BEGIN Records supplied

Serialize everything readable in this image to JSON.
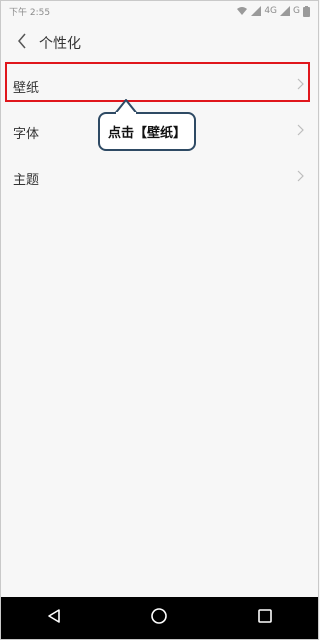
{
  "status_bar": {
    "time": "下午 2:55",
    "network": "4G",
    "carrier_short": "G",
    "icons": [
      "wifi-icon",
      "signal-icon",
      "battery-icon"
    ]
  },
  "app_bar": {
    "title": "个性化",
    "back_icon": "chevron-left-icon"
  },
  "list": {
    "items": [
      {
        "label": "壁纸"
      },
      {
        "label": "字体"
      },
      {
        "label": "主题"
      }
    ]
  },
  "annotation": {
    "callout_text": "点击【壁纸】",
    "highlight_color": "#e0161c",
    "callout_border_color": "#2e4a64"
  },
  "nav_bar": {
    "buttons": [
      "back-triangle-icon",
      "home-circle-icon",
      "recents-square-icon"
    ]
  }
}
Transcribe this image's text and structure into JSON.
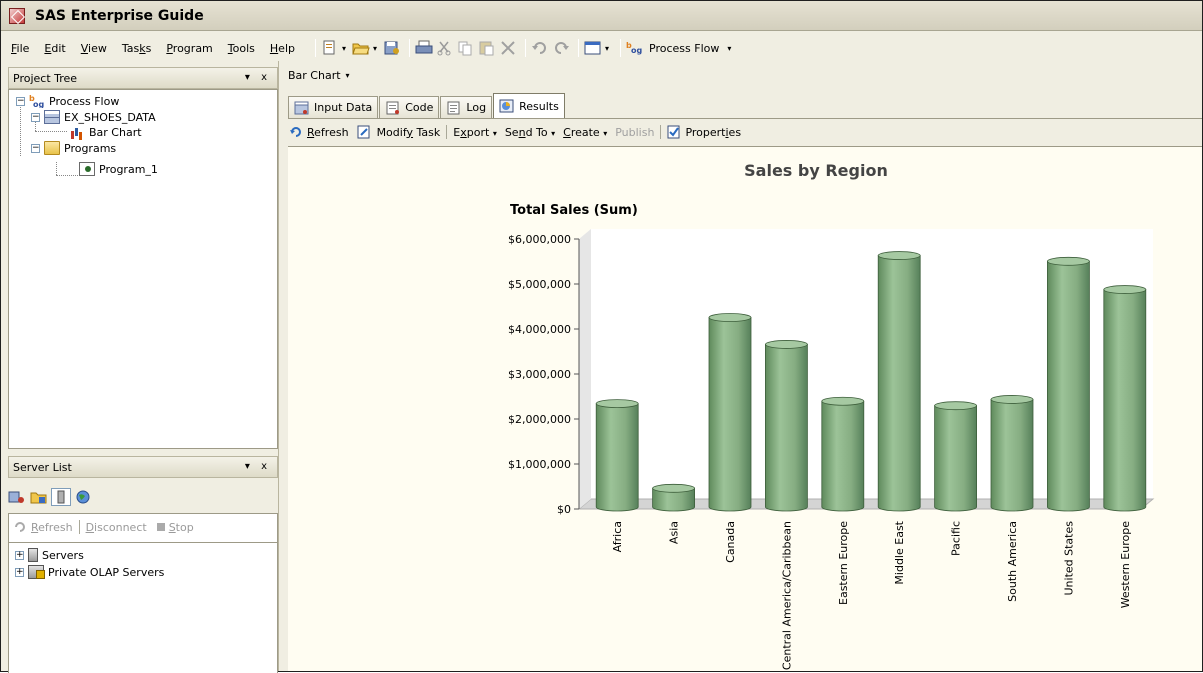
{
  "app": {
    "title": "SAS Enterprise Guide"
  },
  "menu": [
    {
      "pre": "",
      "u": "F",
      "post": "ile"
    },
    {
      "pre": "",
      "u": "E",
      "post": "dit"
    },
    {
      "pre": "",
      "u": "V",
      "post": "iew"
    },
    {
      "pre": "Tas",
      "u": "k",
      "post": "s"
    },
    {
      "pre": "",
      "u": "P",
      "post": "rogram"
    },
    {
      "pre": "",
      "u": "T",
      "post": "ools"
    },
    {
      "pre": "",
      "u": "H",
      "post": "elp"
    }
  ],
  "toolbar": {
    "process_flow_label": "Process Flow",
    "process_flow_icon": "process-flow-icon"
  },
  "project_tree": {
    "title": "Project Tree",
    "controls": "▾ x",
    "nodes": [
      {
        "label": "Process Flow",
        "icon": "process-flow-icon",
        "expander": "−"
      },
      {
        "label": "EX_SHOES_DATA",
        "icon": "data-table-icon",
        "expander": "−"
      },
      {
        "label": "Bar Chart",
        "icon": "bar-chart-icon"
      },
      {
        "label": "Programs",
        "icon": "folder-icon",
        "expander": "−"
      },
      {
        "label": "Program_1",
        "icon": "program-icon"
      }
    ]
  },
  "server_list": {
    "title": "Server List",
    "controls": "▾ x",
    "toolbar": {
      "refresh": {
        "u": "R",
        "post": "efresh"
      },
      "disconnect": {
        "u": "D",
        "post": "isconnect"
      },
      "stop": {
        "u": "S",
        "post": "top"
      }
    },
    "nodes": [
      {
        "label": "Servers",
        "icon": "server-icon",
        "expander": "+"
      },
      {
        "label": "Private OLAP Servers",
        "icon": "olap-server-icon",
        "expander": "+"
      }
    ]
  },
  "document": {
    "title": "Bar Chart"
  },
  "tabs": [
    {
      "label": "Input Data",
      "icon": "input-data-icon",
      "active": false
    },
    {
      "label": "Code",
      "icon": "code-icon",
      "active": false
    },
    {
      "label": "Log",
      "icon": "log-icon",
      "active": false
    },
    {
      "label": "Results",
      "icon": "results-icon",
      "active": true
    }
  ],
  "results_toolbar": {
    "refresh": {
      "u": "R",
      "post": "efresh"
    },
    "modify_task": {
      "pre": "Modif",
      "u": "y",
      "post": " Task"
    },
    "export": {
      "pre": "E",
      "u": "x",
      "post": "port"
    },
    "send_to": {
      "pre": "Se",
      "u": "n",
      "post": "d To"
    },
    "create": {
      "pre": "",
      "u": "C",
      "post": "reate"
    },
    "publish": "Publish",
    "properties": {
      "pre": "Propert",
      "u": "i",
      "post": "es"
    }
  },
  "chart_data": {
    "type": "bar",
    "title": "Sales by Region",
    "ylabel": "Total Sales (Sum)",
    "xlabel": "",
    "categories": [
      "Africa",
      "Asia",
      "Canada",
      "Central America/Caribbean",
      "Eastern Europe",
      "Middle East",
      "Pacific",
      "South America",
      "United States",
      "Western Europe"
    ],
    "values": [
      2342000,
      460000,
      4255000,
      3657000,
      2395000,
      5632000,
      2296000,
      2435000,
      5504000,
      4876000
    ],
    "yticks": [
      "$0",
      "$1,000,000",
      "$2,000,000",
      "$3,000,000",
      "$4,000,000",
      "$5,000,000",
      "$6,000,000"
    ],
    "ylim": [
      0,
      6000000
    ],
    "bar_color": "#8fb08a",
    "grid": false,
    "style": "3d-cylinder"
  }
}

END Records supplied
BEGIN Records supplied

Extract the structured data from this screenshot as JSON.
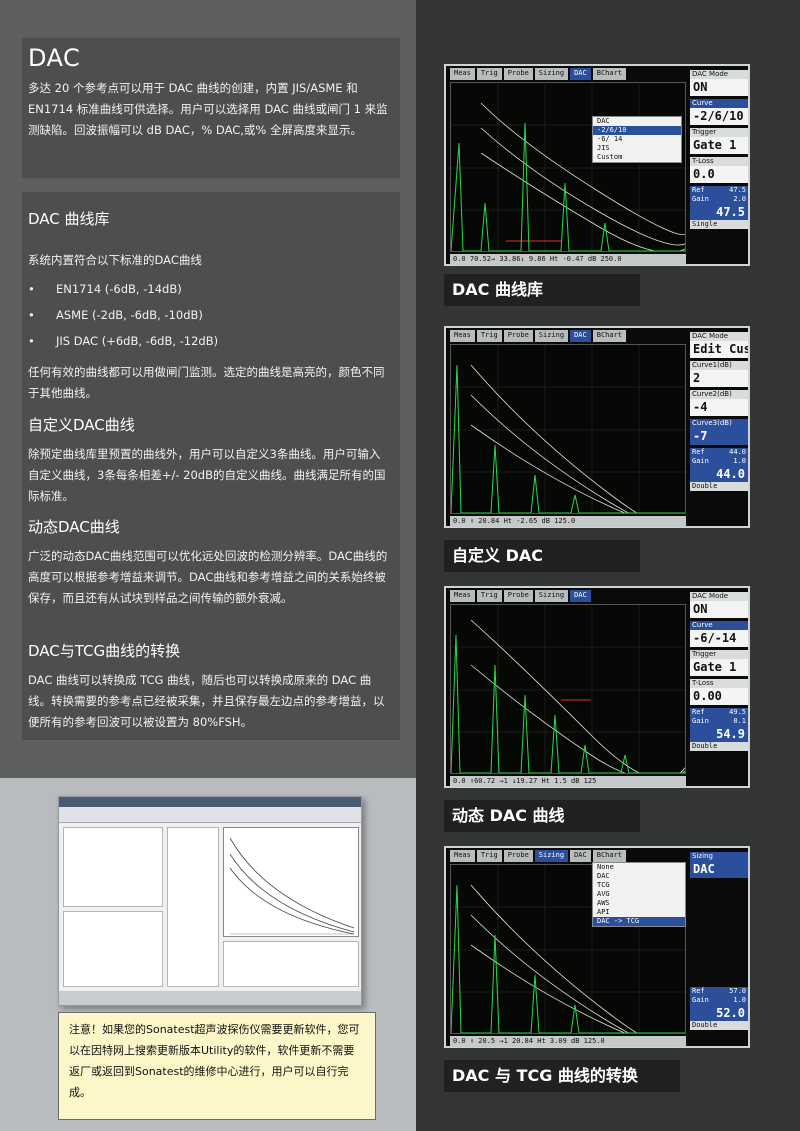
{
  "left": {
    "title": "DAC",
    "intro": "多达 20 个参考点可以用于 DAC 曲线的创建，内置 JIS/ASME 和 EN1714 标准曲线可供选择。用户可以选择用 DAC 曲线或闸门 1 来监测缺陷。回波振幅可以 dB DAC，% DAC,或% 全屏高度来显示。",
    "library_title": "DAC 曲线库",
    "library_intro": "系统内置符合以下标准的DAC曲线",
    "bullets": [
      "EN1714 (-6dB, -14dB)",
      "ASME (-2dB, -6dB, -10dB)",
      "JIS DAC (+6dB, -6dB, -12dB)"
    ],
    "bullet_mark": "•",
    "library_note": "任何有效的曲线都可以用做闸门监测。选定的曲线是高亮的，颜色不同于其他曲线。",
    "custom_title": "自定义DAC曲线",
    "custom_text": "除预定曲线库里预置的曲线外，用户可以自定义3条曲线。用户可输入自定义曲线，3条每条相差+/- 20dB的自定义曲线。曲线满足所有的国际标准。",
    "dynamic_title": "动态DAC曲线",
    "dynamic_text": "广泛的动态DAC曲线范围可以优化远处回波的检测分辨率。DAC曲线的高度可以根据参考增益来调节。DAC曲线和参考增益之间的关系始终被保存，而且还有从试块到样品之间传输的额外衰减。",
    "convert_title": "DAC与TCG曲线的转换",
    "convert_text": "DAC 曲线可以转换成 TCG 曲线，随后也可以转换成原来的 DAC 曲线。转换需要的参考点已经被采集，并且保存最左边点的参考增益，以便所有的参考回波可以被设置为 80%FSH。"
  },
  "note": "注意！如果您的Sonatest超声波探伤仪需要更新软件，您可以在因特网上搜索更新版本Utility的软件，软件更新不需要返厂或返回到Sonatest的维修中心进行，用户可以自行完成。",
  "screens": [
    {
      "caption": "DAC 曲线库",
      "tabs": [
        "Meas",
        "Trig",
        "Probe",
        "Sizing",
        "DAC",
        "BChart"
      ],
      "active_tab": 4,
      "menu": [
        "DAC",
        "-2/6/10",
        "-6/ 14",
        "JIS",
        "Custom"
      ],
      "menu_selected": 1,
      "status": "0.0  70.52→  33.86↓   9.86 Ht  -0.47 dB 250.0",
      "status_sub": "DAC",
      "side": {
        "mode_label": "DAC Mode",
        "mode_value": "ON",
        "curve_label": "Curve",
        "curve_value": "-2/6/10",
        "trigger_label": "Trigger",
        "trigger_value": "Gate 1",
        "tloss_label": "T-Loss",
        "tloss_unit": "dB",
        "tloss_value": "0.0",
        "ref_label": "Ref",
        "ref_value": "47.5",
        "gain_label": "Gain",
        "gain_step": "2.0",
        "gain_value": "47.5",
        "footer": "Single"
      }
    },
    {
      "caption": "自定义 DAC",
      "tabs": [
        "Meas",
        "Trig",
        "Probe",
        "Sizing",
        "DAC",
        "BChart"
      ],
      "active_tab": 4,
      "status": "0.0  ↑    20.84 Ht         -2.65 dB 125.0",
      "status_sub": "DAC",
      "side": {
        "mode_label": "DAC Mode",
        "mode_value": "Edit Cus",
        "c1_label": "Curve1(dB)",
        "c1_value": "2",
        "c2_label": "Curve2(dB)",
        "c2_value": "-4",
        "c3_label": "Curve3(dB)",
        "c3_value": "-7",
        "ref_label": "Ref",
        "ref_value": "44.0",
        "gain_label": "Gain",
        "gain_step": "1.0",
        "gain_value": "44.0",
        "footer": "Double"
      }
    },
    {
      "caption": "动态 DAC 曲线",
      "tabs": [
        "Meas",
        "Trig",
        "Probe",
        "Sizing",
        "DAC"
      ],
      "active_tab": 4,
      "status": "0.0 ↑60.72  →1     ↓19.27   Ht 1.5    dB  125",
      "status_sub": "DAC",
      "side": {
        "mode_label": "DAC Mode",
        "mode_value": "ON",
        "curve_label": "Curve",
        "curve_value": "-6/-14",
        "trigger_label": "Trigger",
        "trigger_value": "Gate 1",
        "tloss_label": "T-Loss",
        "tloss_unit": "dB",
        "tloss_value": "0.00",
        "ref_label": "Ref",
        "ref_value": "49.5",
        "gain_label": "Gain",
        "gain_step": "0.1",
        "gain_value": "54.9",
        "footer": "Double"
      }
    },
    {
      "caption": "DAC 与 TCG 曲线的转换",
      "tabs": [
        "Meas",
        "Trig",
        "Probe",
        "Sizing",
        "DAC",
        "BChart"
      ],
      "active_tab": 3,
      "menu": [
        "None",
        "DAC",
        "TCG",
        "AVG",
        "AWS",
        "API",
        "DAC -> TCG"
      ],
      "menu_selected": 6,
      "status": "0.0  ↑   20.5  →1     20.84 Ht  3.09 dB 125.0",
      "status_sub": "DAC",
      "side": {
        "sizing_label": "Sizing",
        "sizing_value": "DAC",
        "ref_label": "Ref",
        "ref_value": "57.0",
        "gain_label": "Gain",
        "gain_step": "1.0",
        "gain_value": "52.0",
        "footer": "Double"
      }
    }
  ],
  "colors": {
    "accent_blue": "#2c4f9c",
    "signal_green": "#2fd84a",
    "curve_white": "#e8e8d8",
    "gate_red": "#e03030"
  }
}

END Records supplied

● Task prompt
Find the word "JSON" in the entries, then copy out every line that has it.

● Answer for the task
Serialize everything readable in this image to JSON.
Transcribe this image's text and structure into JSON.
Extract the structured data from this screenshot as JSON.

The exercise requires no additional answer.